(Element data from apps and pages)
·····
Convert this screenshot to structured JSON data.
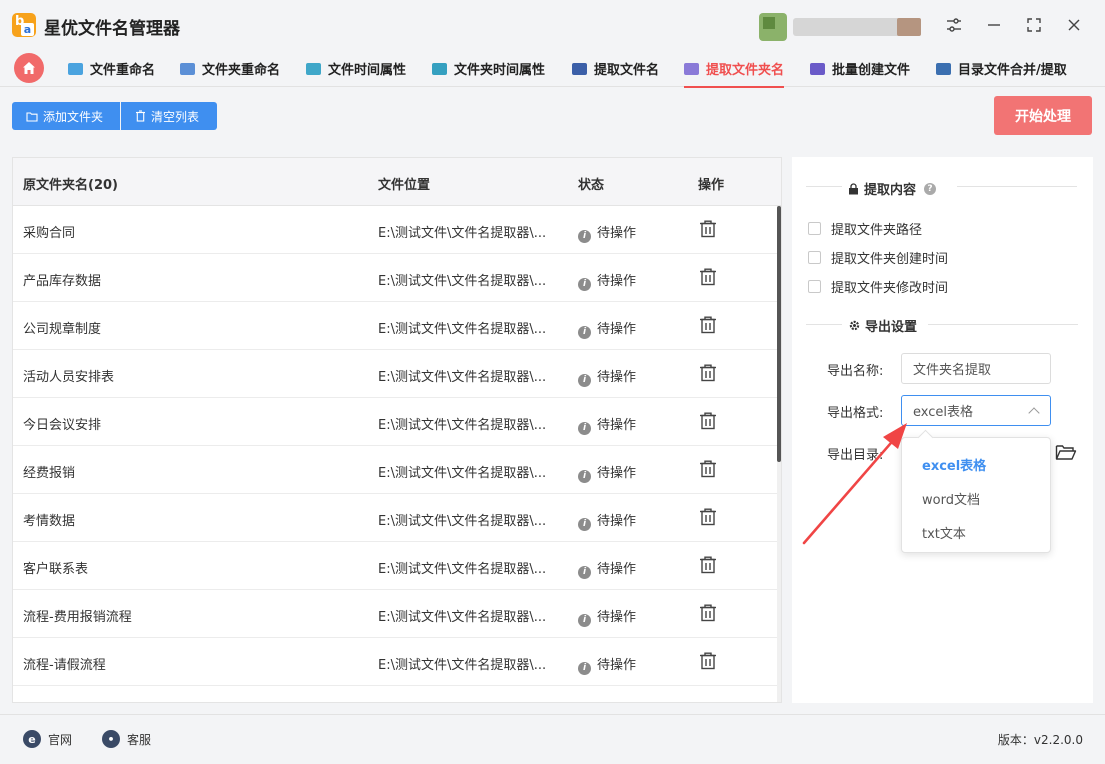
{
  "app": {
    "title": "星优文件名管理器"
  },
  "tabs": [
    {
      "label": "文件重命名",
      "color": "#4aa3df"
    },
    {
      "label": "文件夹重命名",
      "color": "#5b8fd6"
    },
    {
      "label": "文件时间属性",
      "color": "#3fa7c9"
    },
    {
      "label": "文件夹时间属性",
      "color": "#35a0c0"
    },
    {
      "label": "提取文件名",
      "color": "#3b5fa8"
    },
    {
      "label": "提取文件夹名",
      "color": "#8a7ad8"
    },
    {
      "label": "批量创建文件",
      "color": "#6a5ac8"
    },
    {
      "label": "目录文件合并/提取",
      "color": "#3b6fb0"
    }
  ],
  "toolbar": {
    "add_folder": "添加文件夹",
    "clear_list": "清空列表",
    "start": "开始处理"
  },
  "table": {
    "headers": {
      "name": "原文件夹名(20)",
      "location": "文件位置",
      "status": "状态",
      "action": "操作"
    },
    "rows": [
      {
        "name": "采购合同",
        "location": "E:\\测试文件\\文件名提取器\\...",
        "status": "待操作"
      },
      {
        "name": "产品库存数据",
        "location": "E:\\测试文件\\文件名提取器\\...",
        "status": "待操作"
      },
      {
        "name": "公司规章制度",
        "location": "E:\\测试文件\\文件名提取器\\...",
        "status": "待操作"
      },
      {
        "name": "活动人员安排表",
        "location": "E:\\测试文件\\文件名提取器\\...",
        "status": "待操作"
      },
      {
        "name": "今日会议安排",
        "location": "E:\\测试文件\\文件名提取器\\...",
        "status": "待操作"
      },
      {
        "name": "经费报销",
        "location": "E:\\测试文件\\文件名提取器\\...",
        "status": "待操作"
      },
      {
        "name": "考情数据",
        "location": "E:\\测试文件\\文件名提取器\\...",
        "status": "待操作"
      },
      {
        "name": "客户联系表",
        "location": "E:\\测试文件\\文件名提取器\\...",
        "status": "待操作"
      },
      {
        "name": "流程-费用报销流程",
        "location": "E:\\测试文件\\文件名提取器\\...",
        "status": "待操作"
      },
      {
        "name": "流程-请假流程",
        "location": "E:\\测试文件\\文件名提取器\\...",
        "status": "待操作"
      }
    ]
  },
  "side": {
    "extract_title": "提取内容",
    "options": [
      "提取文件夹路径",
      "提取文件夹创建时间",
      "提取文件夹修改时间"
    ],
    "export_title": "导出设置",
    "name_label": "导出名称:",
    "name_value": "文件夹名提取",
    "format_label": "导出格式:",
    "format_value": "excel表格",
    "dir_label": "导出目录:",
    "format_options": [
      "excel表格",
      "word文档",
      "txt文本"
    ]
  },
  "footer": {
    "website": "官网",
    "service": "客服",
    "version": "版本：v2.2.0.0"
  },
  "colors": {
    "accent": "#f04f4f",
    "primary": "#3f8ff0",
    "start": "#f27474",
    "arrow": "#f04545"
  }
}
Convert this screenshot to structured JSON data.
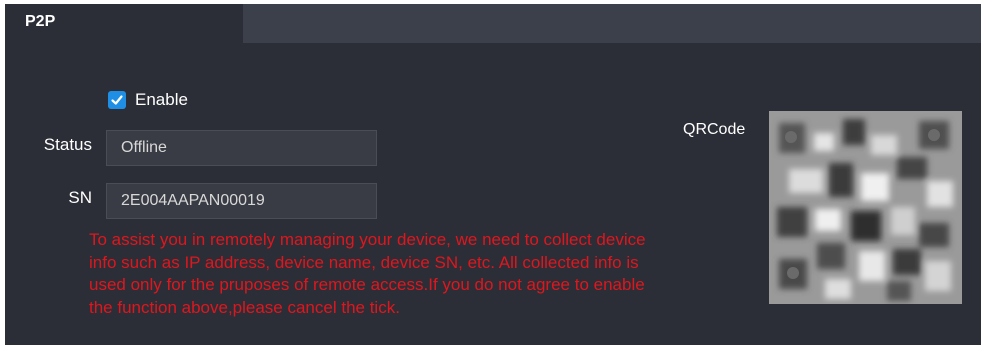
{
  "tab": {
    "label": "P2P"
  },
  "enable": {
    "label": "Enable",
    "checked": true
  },
  "status": {
    "label": "Status",
    "value": "Offline"
  },
  "sn": {
    "label": "SN",
    "value": "2E004AAPAN00019"
  },
  "notice": [
    "To assist you in remotely managing your device, we need to collect device",
    "info such as IP address, device name, device SN, etc. All collected info is",
    "used only for the pruposes of remote access.If you do not agree to enable",
    "the function above,please cancel the tick."
  ],
  "qr": {
    "label": "QRCode"
  },
  "colors": {
    "background": "#2b2e36",
    "tab_bar": "#3c404b",
    "accent": "#1f8fe6",
    "warning_text": "#e0161e"
  }
}
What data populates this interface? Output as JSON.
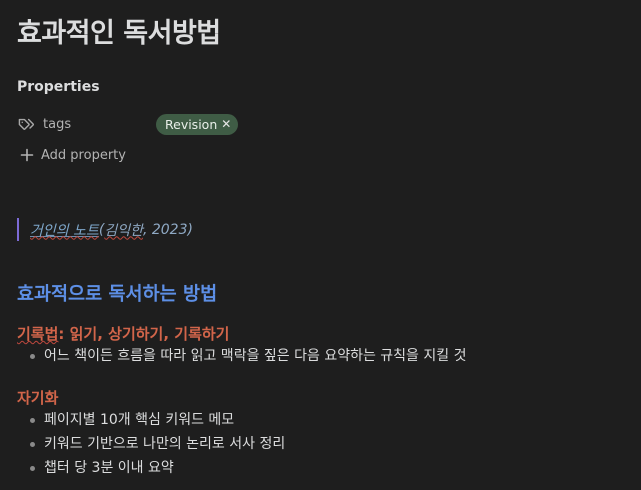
{
  "note": {
    "title": "효과적인 독서방법"
  },
  "properties": {
    "heading": "Properties",
    "tags": {
      "key": "tags",
      "icon": "tags-icon",
      "values": [
        "Revision"
      ],
      "tag_color": "#3f5c45"
    },
    "add_label": "Add property"
  },
  "quote": {
    "link_text": "거인의 노트",
    "citation_open": "(",
    "author": "김익한",
    "citation_rest": ", 2023)"
  },
  "section": {
    "heading": "효과적으로 독서하는 방법",
    "heading_color": "#5d8fe6"
  },
  "subsections": [
    {
      "heading_word": "기록법",
      "heading_rest": ": 읽기, 상기하기, 기록하기",
      "bullets": [
        "어느 책이든 흐름을 따라 읽고 맥락을 짚은 다음 요약하는 규칙을 지킬 것"
      ]
    },
    {
      "heading_word": "자기화",
      "heading_rest": "",
      "bullets": [
        "페이지별 10개 핵심 키워드 메모",
        "키워드 기반으로 나만의 논리로 서사 정리",
        "챕터 당 3분 이내 요약"
      ]
    }
  ],
  "colors": {
    "background": "#1e1e1e",
    "subheading": "#d2654a",
    "quote_bar": "#7c6ad6"
  }
}
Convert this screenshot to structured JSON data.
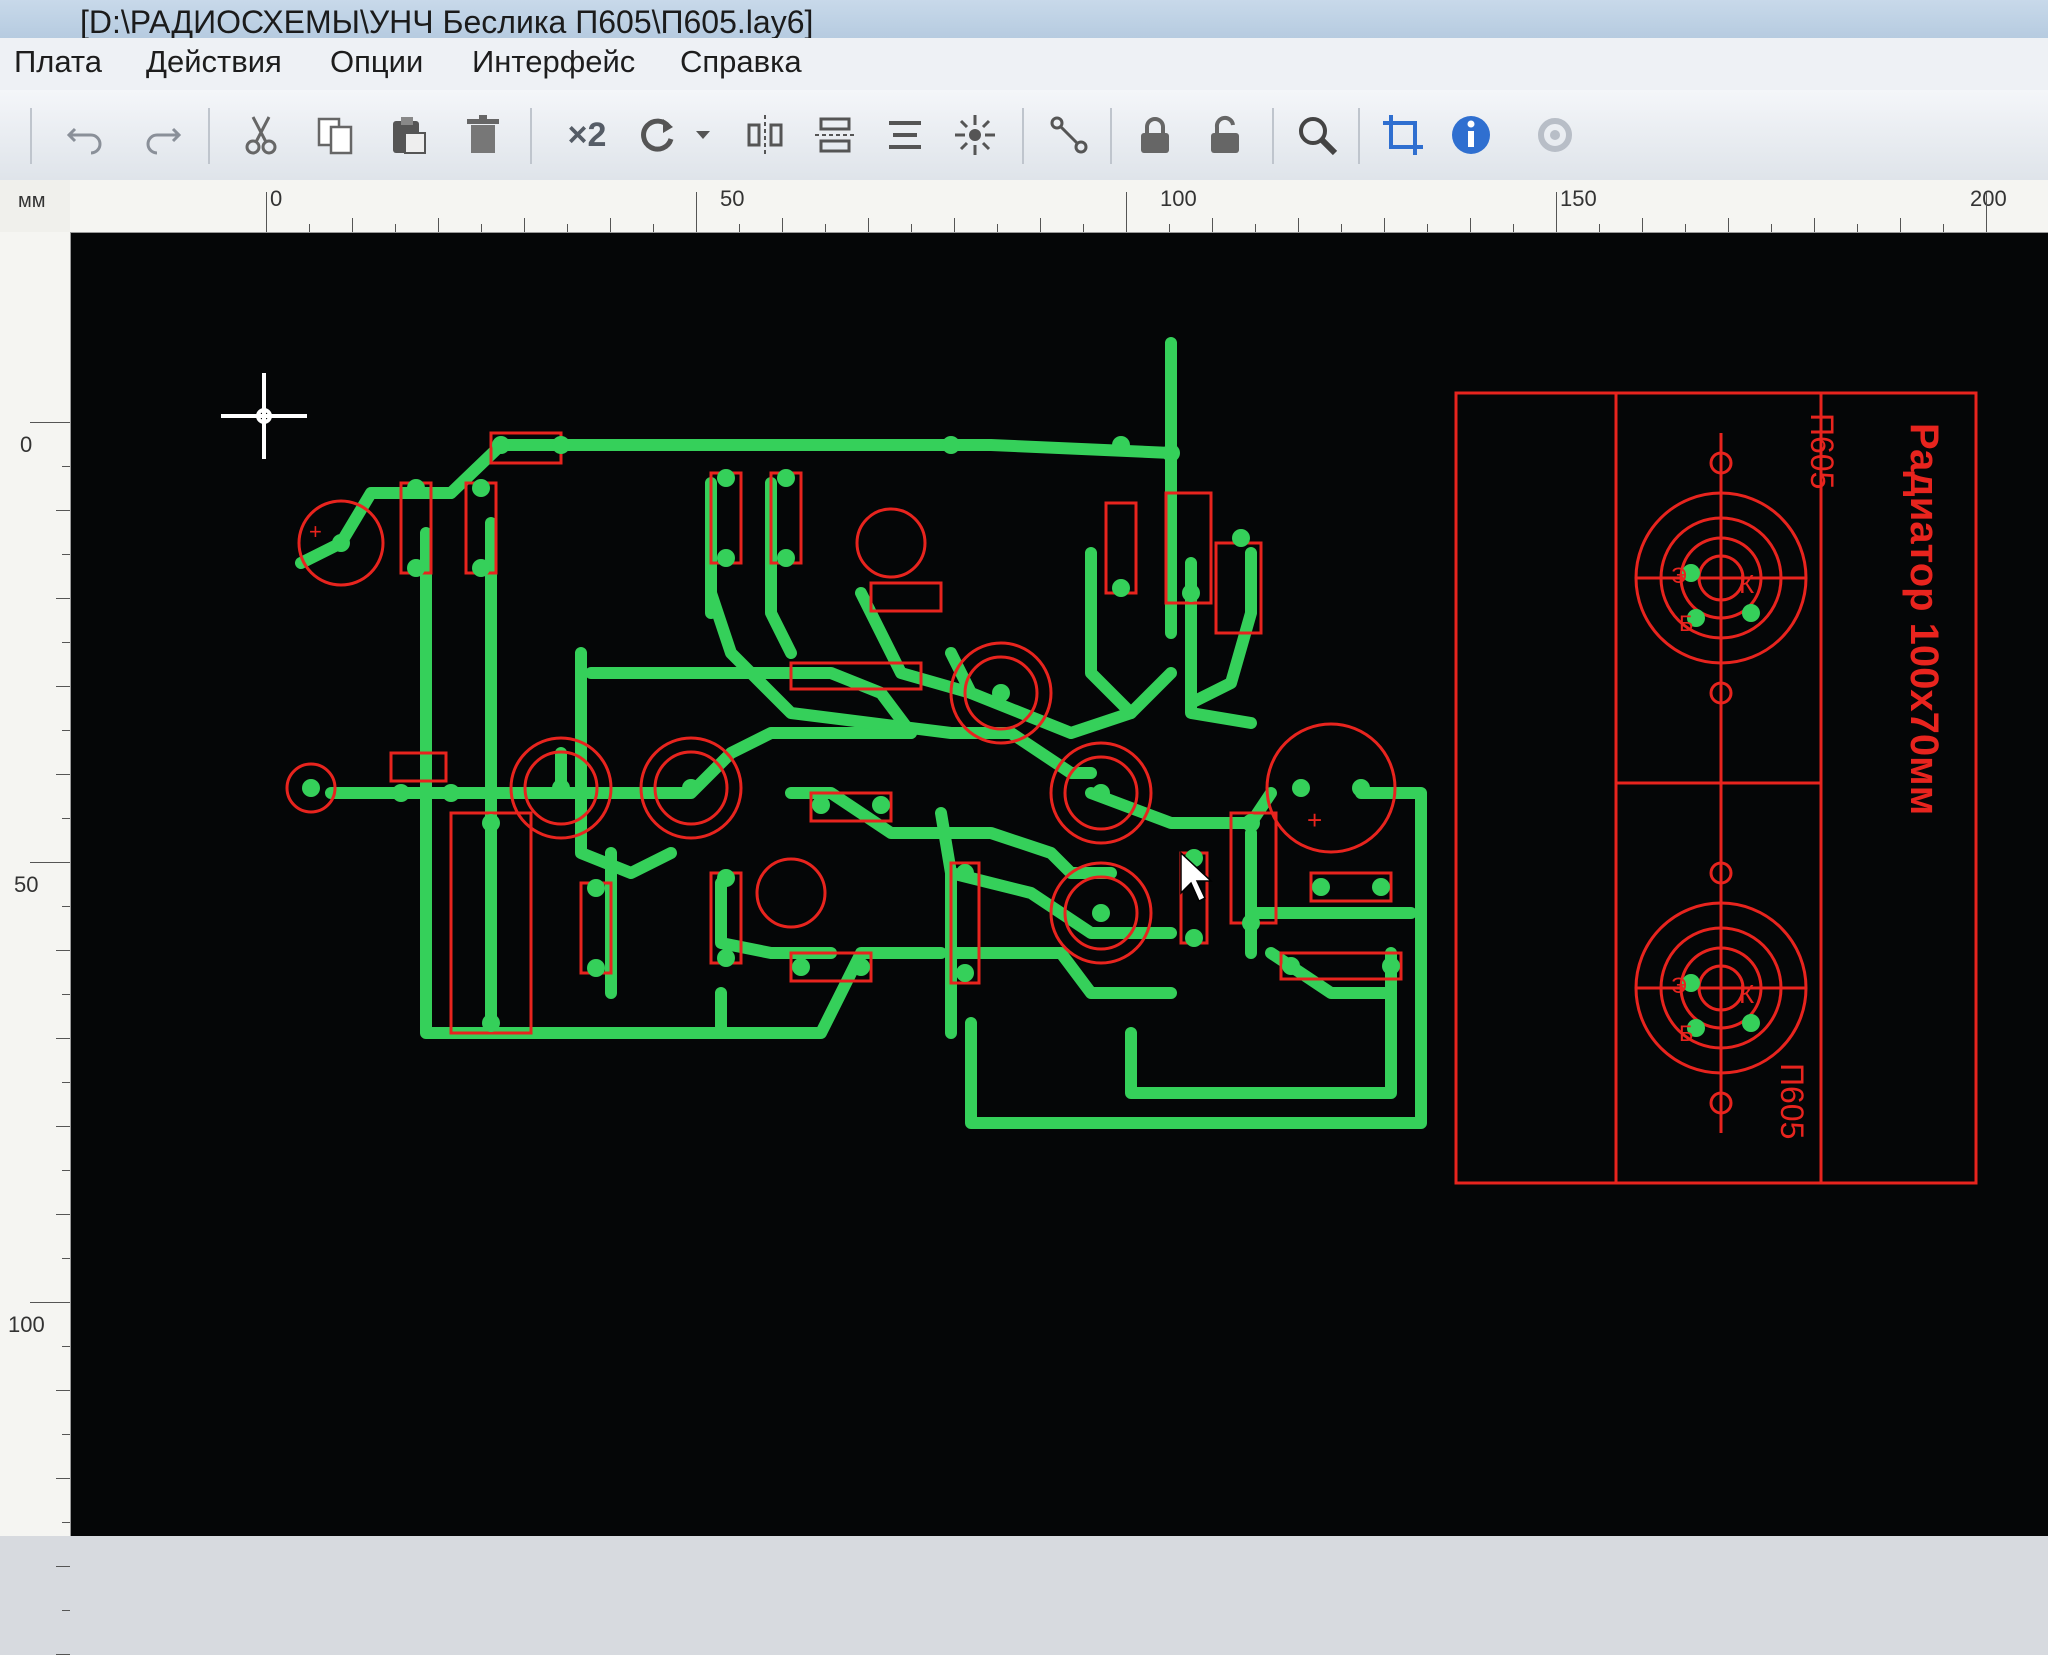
{
  "window": {
    "title": "[D:\\РАДИОСХЕМЫ\\УНЧ Беслика П605\\П605.lay6]"
  },
  "menu": {
    "items": [
      "Плата",
      "Действия",
      "Опции",
      "Интерфейс",
      "Справка"
    ]
  },
  "toolbar": {
    "zoom_x2_label": "×2",
    "icons": [
      "undo-icon",
      "redo-icon",
      "cut-icon",
      "copy-icon",
      "paste-icon",
      "delete-icon",
      "zoom-x2-icon",
      "rotate-icon",
      "rotate-dropdown-icon",
      "mirror-h-icon",
      "mirror-v-icon",
      "align-icon",
      "group-icon",
      "ungroup-icon",
      "connections-icon",
      "lock-icon",
      "unlock-icon",
      "search-icon",
      "crop-icon",
      "info-icon",
      "settings-icon"
    ]
  },
  "rulers": {
    "unit": "мм",
    "top_labels": [
      "0",
      "50",
      "100",
      "150",
      "200"
    ],
    "left_labels": [
      "0",
      "50",
      "100"
    ]
  },
  "board": {
    "radiator_label": "Радиатор 100х70мм",
    "transistor_label_top": "П605",
    "transistor_label_bottom": "П605",
    "collector_mark": "К",
    "emitter_mark": "Э",
    "base_mark": "Б",
    "polarity_mark": "+"
  },
  "colors": {
    "track": "#35d05a",
    "silk": "#e8241e",
    "canvas_bg": "#050607"
  }
}
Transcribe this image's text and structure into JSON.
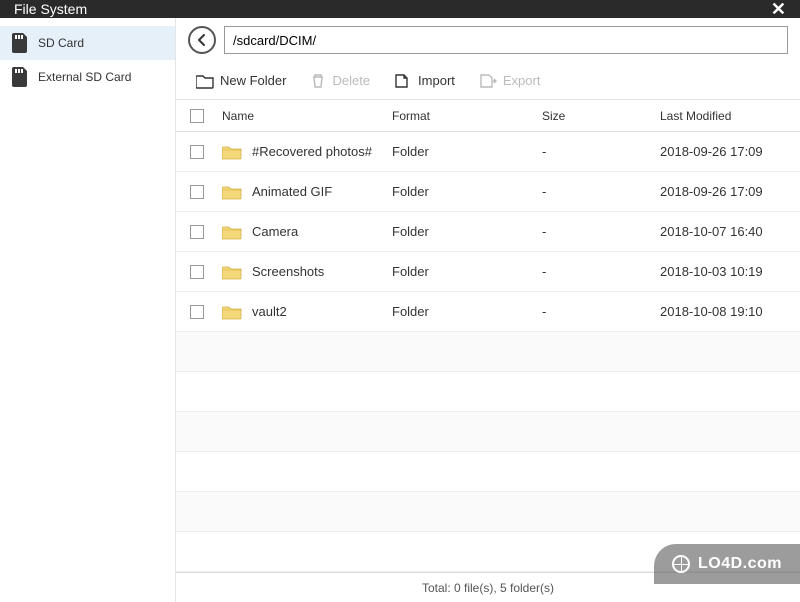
{
  "titlebar": {
    "title": "File System"
  },
  "sidebar": {
    "items": [
      {
        "label": "SD Card",
        "selected": true
      },
      {
        "label": "External SD Card",
        "selected": false
      }
    ]
  },
  "pathbar": {
    "path": "/sdcard/DCIM/"
  },
  "toolbar": {
    "new_folder": "New Folder",
    "delete": "Delete",
    "import": "Import",
    "export": "Export"
  },
  "table": {
    "headers": {
      "name": "Name",
      "format": "Format",
      "size": "Size",
      "modified": "Last Modified"
    },
    "rows": [
      {
        "name": "#Recovered photos#",
        "format": "Folder",
        "size": "-",
        "modified": "2018-09-26 17:09"
      },
      {
        "name": "Animated GIF",
        "format": "Folder",
        "size": "-",
        "modified": "2018-09-26 17:09"
      },
      {
        "name": "Camera",
        "format": "Folder",
        "size": "-",
        "modified": "2018-10-07 16:40"
      },
      {
        "name": "Screenshots",
        "format": "Folder",
        "size": "-",
        "modified": "2018-10-03 10:19"
      },
      {
        "name": "vault2",
        "format": "Folder",
        "size": "-",
        "modified": "2018-10-08 19:10"
      }
    ]
  },
  "statusbar": {
    "text": "Total: 0 file(s), 5 folder(s)"
  },
  "watermark": {
    "text": "LO4D.com"
  }
}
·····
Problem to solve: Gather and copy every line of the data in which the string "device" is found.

Exercise output:
    "To assist you in remotely managing your device, we need to collect device",
    "info such as IP address, device name, device SN, etc. All collected info is",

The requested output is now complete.